*WHAT THE EXERCISE ASKS:*
In the records below, count every line that contains the word "code" and report only the total.

Excerpts from a dataset

☆ ☆ ☆ ☆ ☆

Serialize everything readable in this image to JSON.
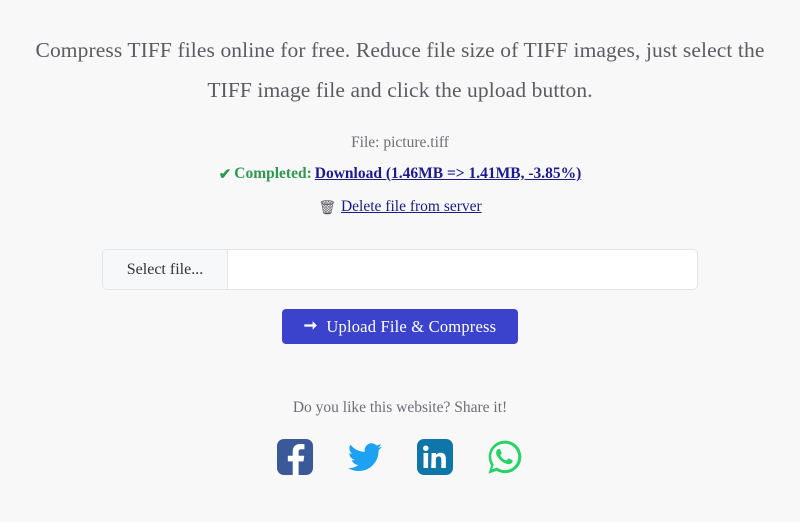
{
  "heading": {
    "text": "Compress TIFF files online for free. Reduce file size of TIFF images, just select the TIFF image file and click the upload button."
  },
  "status": {
    "file_line": "File: picture.tiff",
    "check_icon": "check-icon",
    "completed_label": "Completed:",
    "download_link": "Download (1.46MB => 1.41MB, -3.85%)",
    "trash_icon": "trash-icon",
    "delete_link": "Delete file from server",
    "completed_color": "#2e9a4f",
    "link_color": "#1b1b8f",
    "original_size": "1.46MB",
    "compressed_size": "1.41MB",
    "change_percent": "-3.85%"
  },
  "file_input": {
    "select_label": "Select file...",
    "value": "",
    "placeholder": ""
  },
  "upload": {
    "arrow_icon": "arrow-right-icon",
    "label": "Upload File & Compress",
    "color": "#3b42cc"
  },
  "share": {
    "prompt": "Do you like this website? Share it!",
    "items": [
      {
        "name": "facebook",
        "icon": "facebook-icon",
        "color": "#3b5998"
      },
      {
        "name": "twitter",
        "icon": "twitter-icon",
        "color": "#1da1f2"
      },
      {
        "name": "linkedin",
        "icon": "linkedin-icon",
        "color": "#0e76a8"
      },
      {
        "name": "whatsapp",
        "icon": "whatsapp-icon",
        "color": "#25d366"
      }
    ]
  },
  "theme": {
    "background": "#f8f8f8",
    "text": "#5b5b63"
  }
}
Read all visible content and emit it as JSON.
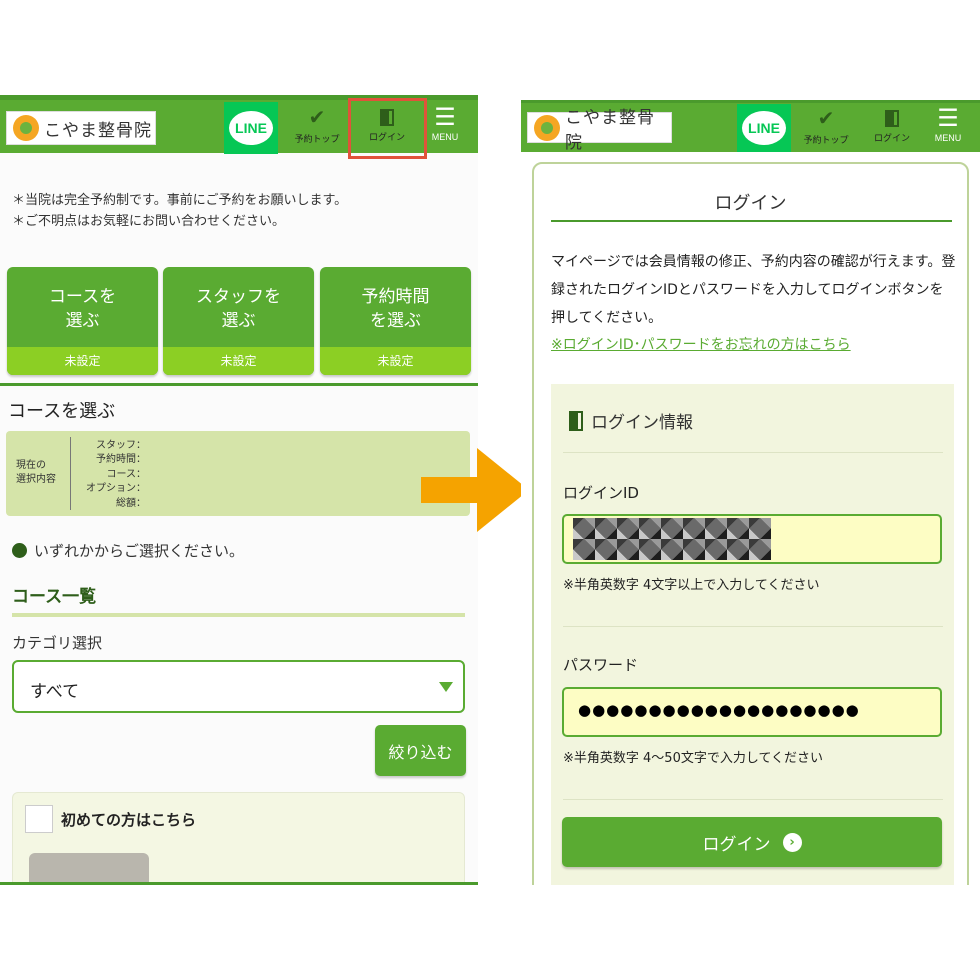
{
  "header": {
    "logo_text": "こやま整骨院",
    "line_label": "LINE",
    "nav_reserve_top": "予約トップ",
    "nav_login": "ログイン",
    "nav_menu": "MENU"
  },
  "left": {
    "notice_line1": "＊当院は完全予約制です。事前にご予約をお願いします。",
    "notice_line2": "＊ご不明点はお気軽にお問い合わせください。",
    "steps": [
      {
        "line1": "コースを",
        "line2": "選ぶ",
        "status": "未設定"
      },
      {
        "line1": "スタッフを",
        "line2": "選ぶ",
        "status": "未設定"
      },
      {
        "line1": "予約時間",
        "line2": "を選ぶ",
        "status": "未設定"
      }
    ],
    "section_title": "コースを選ぶ",
    "selection": {
      "head_line1": "現在の",
      "head_line2": "選択内容",
      "labels": [
        "スタッフ：",
        "予約時間：",
        "コース：",
        "オプション：",
        "総額："
      ]
    },
    "hint": "いずれかからご選択ください。",
    "course_list_title": "コース一覧",
    "category_label": "カテゴリ選択",
    "category_value": "すべて",
    "filter_button": "絞り込む",
    "card_title": "初めての方はこちら"
  },
  "right": {
    "login_title": "ログイン",
    "description": "マイページでは会員情報の修正、予約内容の確認が行えます。登録されたログインIDとパスワードを入力してログインボタンを押してください。",
    "forgot_link": "※ログインID･パスワードをお忘れの方はこちら",
    "form_heading": "ログイン情報",
    "id_label": "ログインID",
    "id_note": "※半角英数字 4文字以上で入力してください",
    "password_label": "パスワード",
    "password_value": "●●●●●●●●●●●●●●●●●●●●",
    "password_note": "※半角英数字 4〜50文字で入力してください",
    "login_button": "ログイン"
  },
  "colors": {
    "brand_green": "#5aab32",
    "dark_green": "#2e5e1a",
    "step_status_green": "#8ccf24",
    "arrow_orange": "#f5a300",
    "highlight_red": "#e0533a",
    "line_green": "#06c755"
  },
  "icons": {
    "check": "check-icon",
    "door": "door-icon",
    "menu": "hamburger-icon",
    "arrow": "right-arrow-icon",
    "chevron": "chevron-right-circle-icon"
  }
}
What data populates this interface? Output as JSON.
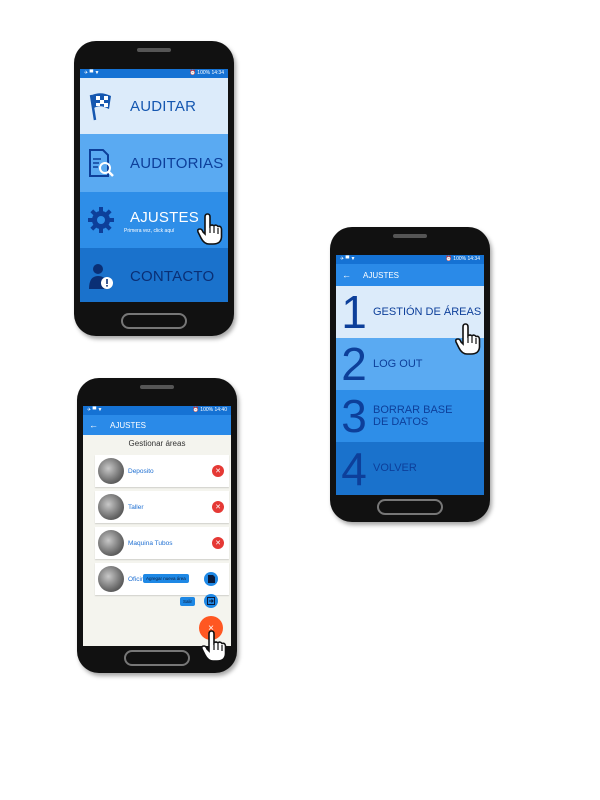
{
  "phone1": {
    "status": {
      "left": "✈ ▀ ▼",
      "right": "⏰ 100% 14:34"
    },
    "menu": [
      {
        "label": "AUDITAR",
        "icon": "checkered-flag-icon",
        "bg": "#dcebfa"
      },
      {
        "label": "AUDITORIAS",
        "icon": "document-search-icon",
        "bg": "#5aaaf2"
      },
      {
        "label": "AJUSTES",
        "icon": "gear-icon",
        "bg": "#2e8ee8",
        "sub": "Primera vez, click aquí"
      },
      {
        "label": "CONTACTO",
        "icon": "user-info-icon",
        "bg": "#1a72cc"
      }
    ]
  },
  "phone2": {
    "status": {
      "left": "✈ ▀ ▼",
      "right": "⏰ 100% 14:34"
    },
    "title": "AJUSTES",
    "items": [
      {
        "digit": "1",
        "label": "GESTIÓN DE ÁREAS",
        "bg": "#dcebfa"
      },
      {
        "digit": "2",
        "label": "LOG OUT",
        "bg": "#5aaaf2"
      },
      {
        "digit": "3",
        "label": "BORRAR BASE DE DATOS",
        "bg": "#2e8ee8"
      },
      {
        "digit": "4",
        "label": "VOLVER",
        "bg": "#1a72cc"
      }
    ]
  },
  "phone3": {
    "status": {
      "left": "✈ ▀ ▼",
      "right": "⏰ 100% 14:40"
    },
    "title": "AJUSTES",
    "section": "Gestionar áreas",
    "areas": [
      "Deposito",
      "Taller",
      "Maquina Tubos",
      "Oficin"
    ],
    "add_label": "Agregar nueva área",
    "exit_label": "Salir",
    "fab_icon": "×"
  },
  "colors": {
    "accent": "#2a8ae8",
    "danger": "#e53935",
    "fab": "#ff5722"
  }
}
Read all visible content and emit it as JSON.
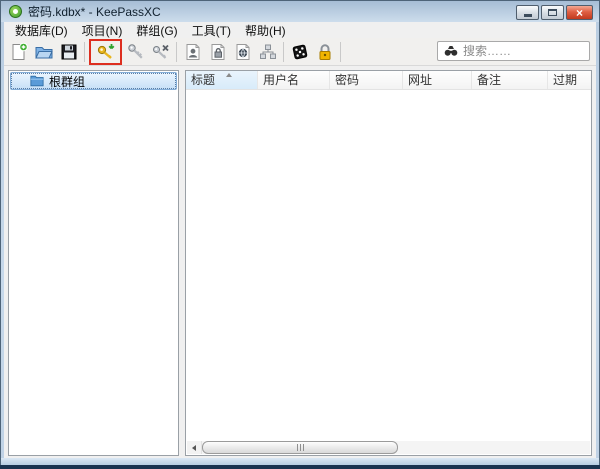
{
  "window": {
    "title": "密码.kdbx* - KeePassXC",
    "close_glyph": "×",
    "controls": [
      "minimize",
      "maximize",
      "close"
    ]
  },
  "menu": {
    "items": [
      "数据库(D)",
      "项目(N)",
      "群组(G)",
      "工具(T)",
      "帮助(H)"
    ]
  },
  "toolbar": {
    "search_placeholder": "搜索……",
    "highlighted_button": "add-entry",
    "highlight_color": "#dd2e1f",
    "buttons": [
      {
        "name": "new-database",
        "icon": "file-plus-icon"
      },
      {
        "name": "open-database",
        "icon": "folder-open-icon"
      },
      {
        "name": "save-database",
        "icon": "floppy-disk-icon"
      },
      {
        "name": "add-entry",
        "icon": "key-plus-icon"
      },
      {
        "name": "edit-entry",
        "icon": "key-icon"
      },
      {
        "name": "delete-entry",
        "icon": "key-x-icon"
      },
      {
        "name": "copy-username",
        "icon": "user-page-icon"
      },
      {
        "name": "copy-password",
        "icon": "lock-page-icon"
      },
      {
        "name": "copy-url",
        "icon": "globe-page-icon"
      },
      {
        "name": "auto-type",
        "icon": "hierarchy-icon"
      },
      {
        "name": "password-generator",
        "icon": "dice-icon"
      },
      {
        "name": "lock-database",
        "icon": "padlock-icon"
      }
    ]
  },
  "sidebar": {
    "groups": [
      {
        "label": "根群组",
        "selected": true,
        "icon": "folder-icon"
      }
    ]
  },
  "table": {
    "headers": [
      "标题",
      "用户名",
      "密码",
      "网址",
      "备注",
      "过期"
    ],
    "sorted_column": "标题",
    "sort_direction": "asc",
    "rows": []
  },
  "colors": {
    "titlebar_top": "#a6bdd5",
    "titlebar_bottom": "#cdddec",
    "close_button_red": "#c23a1f",
    "highlight_red": "#dd2e1f",
    "selection_blue": "#c7e0f7",
    "sorted_header_blue": "#d8ebfa",
    "folder_blue": "#5a9bd8",
    "padlock_gold": "#f0b400",
    "frame_dark_edge": "#1a3350"
  }
}
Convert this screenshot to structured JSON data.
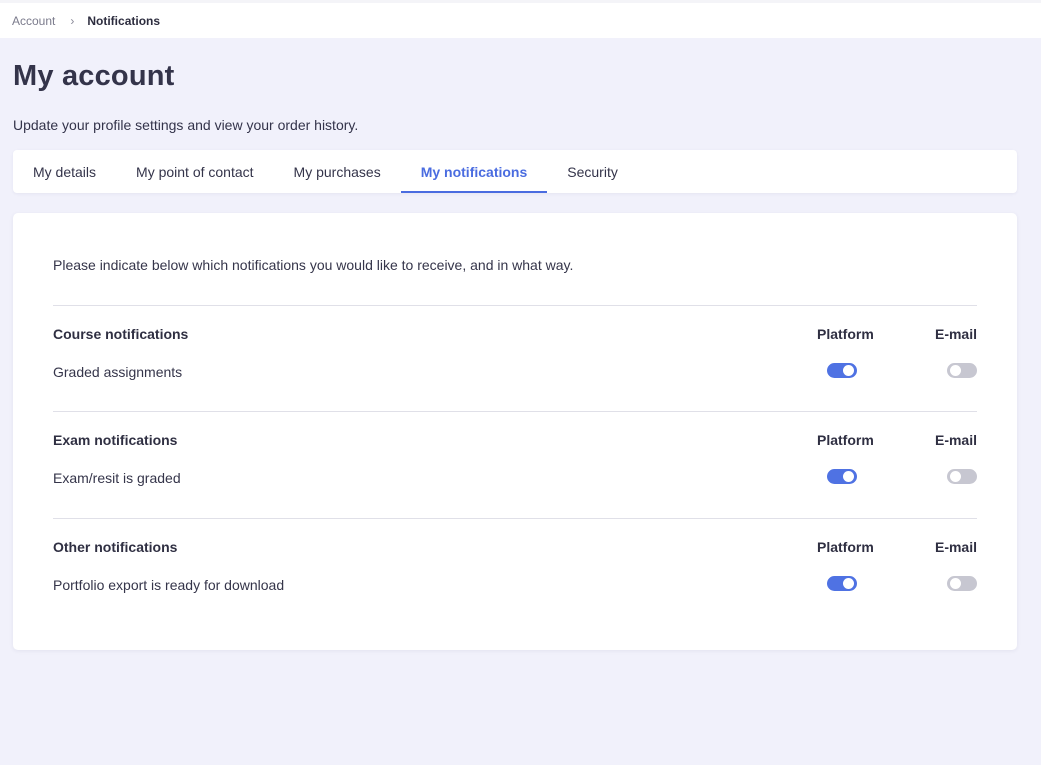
{
  "breadcrumb": {
    "root": "Account",
    "separator": "›",
    "current": "Notifications"
  },
  "page": {
    "title": "My account",
    "subtitle": "Update your profile settings and view your order history."
  },
  "tabs": [
    {
      "label": "My details",
      "active": false
    },
    {
      "label": "My point of contact",
      "active": false
    },
    {
      "label": "My purchases",
      "active": false
    },
    {
      "label": "My notifications",
      "active": true
    },
    {
      "label": "Security",
      "active": false
    }
  ],
  "notifications": {
    "intro": "Please indicate below which notifications you would like to receive, and in what way.",
    "column_platform": "Platform",
    "column_email": "E-mail",
    "sections": [
      {
        "title": "Course notifications",
        "item": "Graded assignments",
        "platform_on": true,
        "email_on": false
      },
      {
        "title": "Exam notifications",
        "item": "Exam/resit is graded",
        "platform_on": true,
        "email_on": false
      },
      {
        "title": "Other notifications",
        "item": "Portfolio export is ready for download",
        "platform_on": true,
        "email_on": false
      }
    ]
  },
  "colors": {
    "accent": "#4a6ce0",
    "toggle_on": "#4f72e3",
    "toggle_off": "#c7c7d1",
    "background": "#f1f1fb"
  }
}
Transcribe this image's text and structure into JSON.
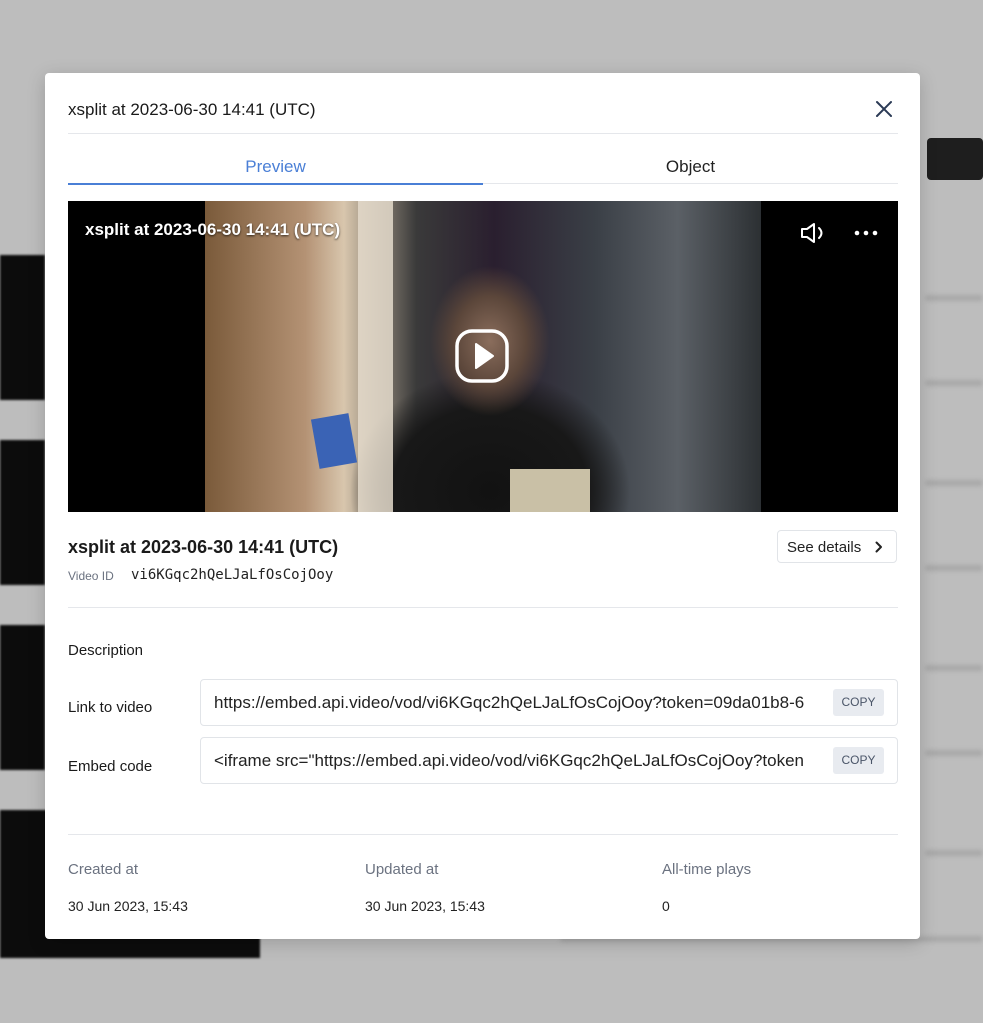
{
  "modal": {
    "title": "xsplit at 2023-06-30 14:41 (UTC)"
  },
  "tabs": [
    {
      "label": "Preview",
      "active": true
    },
    {
      "label": "Object",
      "active": false
    }
  ],
  "player": {
    "title": "xsplit at 2023-06-30 14:41 (UTC)",
    "icons": [
      "volume-icon",
      "more-icon",
      "play-icon"
    ]
  },
  "video": {
    "name": "xsplit at 2023-06-30 14:41 (UTC)",
    "id_label": "Video ID",
    "id_value": "vi6KGqc2hQeLJaLfOsCojOoy",
    "details_button": "See details"
  },
  "fields": {
    "description_label": "Description",
    "link": {
      "label": "Link to video",
      "value": "https://embed.api.video/vod/vi6KGqc2hQeLJaLfOsCojOoy?token=09da01b8-6",
      "copy_label": "COPY"
    },
    "embed": {
      "label": "Embed code",
      "value": "<iframe src=\"https://embed.api.video/vod/vi6KGqc2hQeLJaLfOsCojOoy?token",
      "copy_label": "COPY"
    }
  },
  "meta": {
    "created": {
      "label": "Created at",
      "value": "30 Jun 2023, 15:43"
    },
    "updated": {
      "label": "Updated at",
      "value": "30 Jun 2023, 15:43"
    },
    "plays": {
      "label": "All-time plays",
      "value": "0"
    }
  },
  "colors": {
    "accent": "#4a7fd6",
    "overlay": "#bdbdbd"
  }
}
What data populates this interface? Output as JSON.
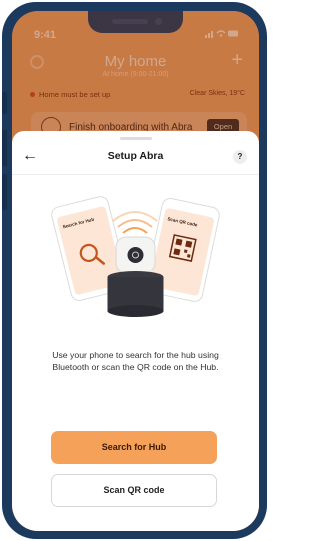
{
  "status": {
    "time": "9:41",
    "icons": "..ıl ≈ ▭"
  },
  "home": {
    "title": "My home",
    "subtitle": "At home (9:00-21:00)",
    "warning": "Home must be set up",
    "weather": "Clear Skies, 19°C",
    "onboarding_text": "Finish onboarding with Abra",
    "onboarding_button": "Open"
  },
  "sheet": {
    "title": "Setup Abra",
    "help_label": "?",
    "back_label": "←",
    "phone_left_label": "Search for Hub",
    "phone_right_label": "Scan QR code",
    "description": "Use your phone to search for the hub using Bluetooth or scan the QR code on the Hub.",
    "primary_button": "Search for Hub",
    "secondary_button": "Scan QR code"
  },
  "colors": {
    "frame": "#1c3a5e",
    "accent": "#f5a15a",
    "background": "#f3a15f"
  }
}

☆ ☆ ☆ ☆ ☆

*EXPECTED ANSWER:*
4